You could give your students a has_many relationship with TeacherStudent. In that relation, you can give it a meaningful name (e.g. “classes”). To go that route, you can do something like this:

defmodule MyApp.Lessons.Student do
  use Ecto.Schema
  import Ecto.Changeset
  alias MyApp.Lessons.{Student, TeacherStudent}

  schema "students" do
    field(:name, :string)
    #...
    has_many :classes, TeacherStudent

    timestamps()
  end

  @doc false
  def changeset(student, attrs) do
    student
    |> cast(attrs, [:name]) # and whatever else
    |> validate_required([:name])
  end
end

Then you can add this preload when getting students: Repo.preload(classes: [:teacher]). You’ll have a structure like this (join table IDs left out for simplicity):

{
  student: %{
    id: 1,
    name: "Mojo Jojo",
    classes: [
      %{
        student_id: 1,
        teacher_id: 1
        subject: "Chemistry",
        teacher: %{
          id: 1
          name: "Prof. Utonium",
        }
      },
      %{
        student_id: 1,
        teacher_id: 4
        subject: "Music",
        teacher: %{
          id: 4
          name: "Melody Smith"
        }
      }
    ]
  }
}

If you want to flatten it out and have teachers names together with the subjects in the join table, a helper function in the context might be a reasonable place to do it. Or, you could define a more complex SQL query via Ecto. Defining a JSON encoding for Students would be another way. There are a lot of options. I usually stick with the simple approach above. Mythical programmer’s way of loading the join table separately is something I’ve done, too.

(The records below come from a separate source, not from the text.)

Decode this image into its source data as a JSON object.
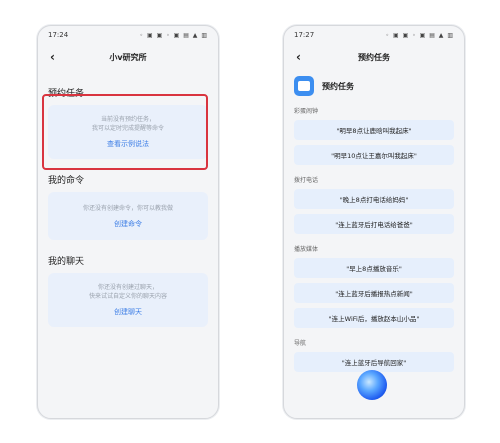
{
  "left_phone": {
    "status": {
      "time": "17:24",
      "icons": "◦ ▣ ▣ ◦ ▣ ▤ ▲ ▥"
    },
    "nav": {
      "title": "小v研究所"
    },
    "sections": [
      {
        "title": "预约任务",
        "text": "当前没有预约任务，\n我可以定时完成提醒等命令",
        "link": "查看示例说法"
      },
      {
        "title": "我的命令",
        "text": "你还没有创建命令，你可以教我做",
        "link": "创建命令"
      },
      {
        "title": "我的聊天",
        "text": "你还没有创建过聊天，\n快来试试自定义你的聊天内容",
        "link": "创建聊天"
      }
    ]
  },
  "right_phone": {
    "status": {
      "time": "17:27",
      "icons": "◦ ▣ ▣ ◦ ▣ ▤ ▲ ▥"
    },
    "nav": {
      "title": "预约任务"
    },
    "header_title": "预约任务",
    "categories": [
      {
        "label": "彩蛋闹钟",
        "items": [
          "\"明早8点让鹿晗叫我起床\"",
          "\"明早10点让王嘉尔叫我起床\""
        ]
      },
      {
        "label": "拨打电话",
        "items": [
          "\"晚上8点打电话给妈妈\"",
          "\"连上蓝牙后打电话给爸爸\""
        ]
      },
      {
        "label": "播放媒体",
        "items": [
          "\"早上8点播放音乐\"",
          "\"连上蓝牙后播报热点新闻\"",
          "\"连上WiFi后，播放赵本山小品\""
        ]
      },
      {
        "label": "导航",
        "items": [
          "\"连上蓝牙后导航回家\""
        ]
      }
    ]
  },
  "colors": {
    "accent": "#3d7ee6",
    "highlight": "#d9343f",
    "card_bg": "#e9f0fb"
  }
}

1 Like

Agreed. This is a much cleaner way to do this.